By: Brandon C. Walecka, Esq.
Walecka Law, P.C.
With the average cost of higher education ranging from $25,000 to $50,000 a year, it is understandable why many grandparents want to help their grandchildren pay for college. In some cases, a would-be college student may ask their grandparent with good credit for help.
Generally, federal student loans do not require co-signers, but private student loans typically do. Sometimes the parents do not have good enough credit or are not willing to co-sign, so a loving grandparent steps in.
While they may have the best intentions, most of the time, grandparents should decline when asked to co-sign a student loan. Here’s why:
- The loan will show up on a grandparent’s credit report and can have an impact on their ability to borrow money for their own benefit (e.g., re-finance a mortgage, get a loan on a vehicle);
- Late payments can negatively affect the grandparent’s credit scores and subject them to collection calls, lawsuits, and potential wage garnishments or liens on bank accounts;
- If the grandparents take over the payments to preserve their good credit, the strain on their finances can endanger their retirement plans or savings;

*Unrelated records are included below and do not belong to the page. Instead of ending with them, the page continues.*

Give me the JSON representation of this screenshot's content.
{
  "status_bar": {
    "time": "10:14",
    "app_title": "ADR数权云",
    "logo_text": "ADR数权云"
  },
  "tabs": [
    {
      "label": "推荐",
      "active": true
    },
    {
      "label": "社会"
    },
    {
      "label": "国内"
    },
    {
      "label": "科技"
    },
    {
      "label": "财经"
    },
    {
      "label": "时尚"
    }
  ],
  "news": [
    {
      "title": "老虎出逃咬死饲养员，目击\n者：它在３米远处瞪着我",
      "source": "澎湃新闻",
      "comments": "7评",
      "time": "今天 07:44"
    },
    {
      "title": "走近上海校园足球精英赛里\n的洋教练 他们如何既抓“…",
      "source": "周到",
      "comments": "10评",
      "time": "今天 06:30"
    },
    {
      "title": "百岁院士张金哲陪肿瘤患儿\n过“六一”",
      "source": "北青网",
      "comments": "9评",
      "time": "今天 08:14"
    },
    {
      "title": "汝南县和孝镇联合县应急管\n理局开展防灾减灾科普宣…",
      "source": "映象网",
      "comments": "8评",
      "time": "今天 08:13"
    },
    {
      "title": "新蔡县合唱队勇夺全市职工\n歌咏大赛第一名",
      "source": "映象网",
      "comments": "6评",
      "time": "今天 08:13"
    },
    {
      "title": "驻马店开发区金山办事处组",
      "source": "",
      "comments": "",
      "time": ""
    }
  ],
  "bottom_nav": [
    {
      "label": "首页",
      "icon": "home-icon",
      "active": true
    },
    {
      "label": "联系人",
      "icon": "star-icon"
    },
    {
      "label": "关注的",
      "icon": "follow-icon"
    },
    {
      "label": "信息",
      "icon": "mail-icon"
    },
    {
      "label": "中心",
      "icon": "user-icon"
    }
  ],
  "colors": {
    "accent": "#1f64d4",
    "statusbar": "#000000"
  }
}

- Such strain on their finances can cause grandparents to do without vital services such as prescriptions, medical procedures, and dental care;
- By co-signing for the student loan, the grandparents have made a gift to their grandchild. Such a gift means that the grandparent is ineligible for long-term (nursing home) Medicaid (MassHealth in Massachusetts) for five years following the gift. Thus, their generosity to their grandchild may adversely impact the grandparent should they need long-term care in the future;
- There may be gift tax implications by co-signing on the loan.
Another risk when co-signing for a grandchild is the possible consequences of a co-signing grandparent’s death occurring with a remaining loan balance. Some private lenders have a clause in their loan agreement that makes the loan balance due immediately upon the death of a co-signer.
If you are a grandparent weighing the benefits and risks of cosigning, seek advice for a qualified professional before signing any paperwork to make sure that you do not inadvertently put yourself and your grandchild in a difficult position when helping your grandchild begin their adult lives.
Do you have a suggestion for a future article topic for Attorney Walecka? Reach out to him directly with a question or topic you think would be helpful to readers.
The information contained in this article is not intended to make you an expert on estate planning nor is this article intended to replace the need for the advice of a professional. Rather, this article is simply intended to provide a basic understanding of why estate planning is important for everybody and a basic understanding of some of the more common estate planning tools. This article does not constitute legal advice.